Your instructions: Find the lines below that contain the string "title", count them, and give only the number.
BEGIN Data records
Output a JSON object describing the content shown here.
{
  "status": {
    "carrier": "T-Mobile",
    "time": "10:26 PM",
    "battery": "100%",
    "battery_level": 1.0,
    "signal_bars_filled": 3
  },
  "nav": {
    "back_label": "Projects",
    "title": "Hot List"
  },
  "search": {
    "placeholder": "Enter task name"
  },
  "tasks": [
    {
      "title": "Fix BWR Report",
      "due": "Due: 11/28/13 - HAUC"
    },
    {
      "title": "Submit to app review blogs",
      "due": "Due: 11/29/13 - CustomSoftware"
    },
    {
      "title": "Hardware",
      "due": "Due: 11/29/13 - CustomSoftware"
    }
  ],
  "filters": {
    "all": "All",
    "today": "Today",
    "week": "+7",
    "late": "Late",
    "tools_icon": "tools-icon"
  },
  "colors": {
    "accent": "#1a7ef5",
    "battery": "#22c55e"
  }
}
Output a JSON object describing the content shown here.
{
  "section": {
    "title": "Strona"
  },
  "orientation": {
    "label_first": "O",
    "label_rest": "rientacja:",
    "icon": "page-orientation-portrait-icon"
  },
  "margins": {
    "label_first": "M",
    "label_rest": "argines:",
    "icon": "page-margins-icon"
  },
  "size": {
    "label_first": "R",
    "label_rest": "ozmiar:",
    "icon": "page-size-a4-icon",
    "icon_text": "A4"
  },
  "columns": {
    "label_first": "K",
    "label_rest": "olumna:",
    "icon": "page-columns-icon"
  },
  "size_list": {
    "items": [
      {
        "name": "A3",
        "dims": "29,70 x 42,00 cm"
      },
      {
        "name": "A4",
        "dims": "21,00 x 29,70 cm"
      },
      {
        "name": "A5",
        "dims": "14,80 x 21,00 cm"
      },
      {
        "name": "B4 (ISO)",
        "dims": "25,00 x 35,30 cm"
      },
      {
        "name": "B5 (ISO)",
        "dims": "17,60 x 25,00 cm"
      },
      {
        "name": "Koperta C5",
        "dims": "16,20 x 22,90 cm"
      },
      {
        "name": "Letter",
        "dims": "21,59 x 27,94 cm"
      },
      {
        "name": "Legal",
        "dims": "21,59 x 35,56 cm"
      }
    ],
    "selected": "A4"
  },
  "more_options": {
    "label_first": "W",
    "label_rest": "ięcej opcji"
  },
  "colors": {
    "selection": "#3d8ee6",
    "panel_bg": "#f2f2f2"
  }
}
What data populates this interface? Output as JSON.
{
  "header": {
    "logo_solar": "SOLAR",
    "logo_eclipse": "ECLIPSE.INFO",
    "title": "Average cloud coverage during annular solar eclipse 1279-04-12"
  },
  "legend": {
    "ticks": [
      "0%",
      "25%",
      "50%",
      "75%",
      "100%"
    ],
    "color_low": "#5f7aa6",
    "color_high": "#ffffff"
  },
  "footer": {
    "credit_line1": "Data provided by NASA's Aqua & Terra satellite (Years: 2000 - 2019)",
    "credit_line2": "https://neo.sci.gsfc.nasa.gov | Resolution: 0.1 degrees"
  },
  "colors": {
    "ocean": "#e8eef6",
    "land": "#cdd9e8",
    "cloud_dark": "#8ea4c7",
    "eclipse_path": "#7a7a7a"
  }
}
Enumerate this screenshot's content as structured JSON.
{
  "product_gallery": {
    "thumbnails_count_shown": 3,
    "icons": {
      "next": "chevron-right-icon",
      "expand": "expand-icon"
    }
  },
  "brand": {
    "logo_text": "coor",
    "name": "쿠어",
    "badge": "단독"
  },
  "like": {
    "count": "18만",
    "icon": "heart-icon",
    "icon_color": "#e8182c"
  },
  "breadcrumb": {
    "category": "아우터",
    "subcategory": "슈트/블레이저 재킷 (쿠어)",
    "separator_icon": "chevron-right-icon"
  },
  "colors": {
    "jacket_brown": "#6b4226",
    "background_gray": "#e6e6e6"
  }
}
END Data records
Answer section: 6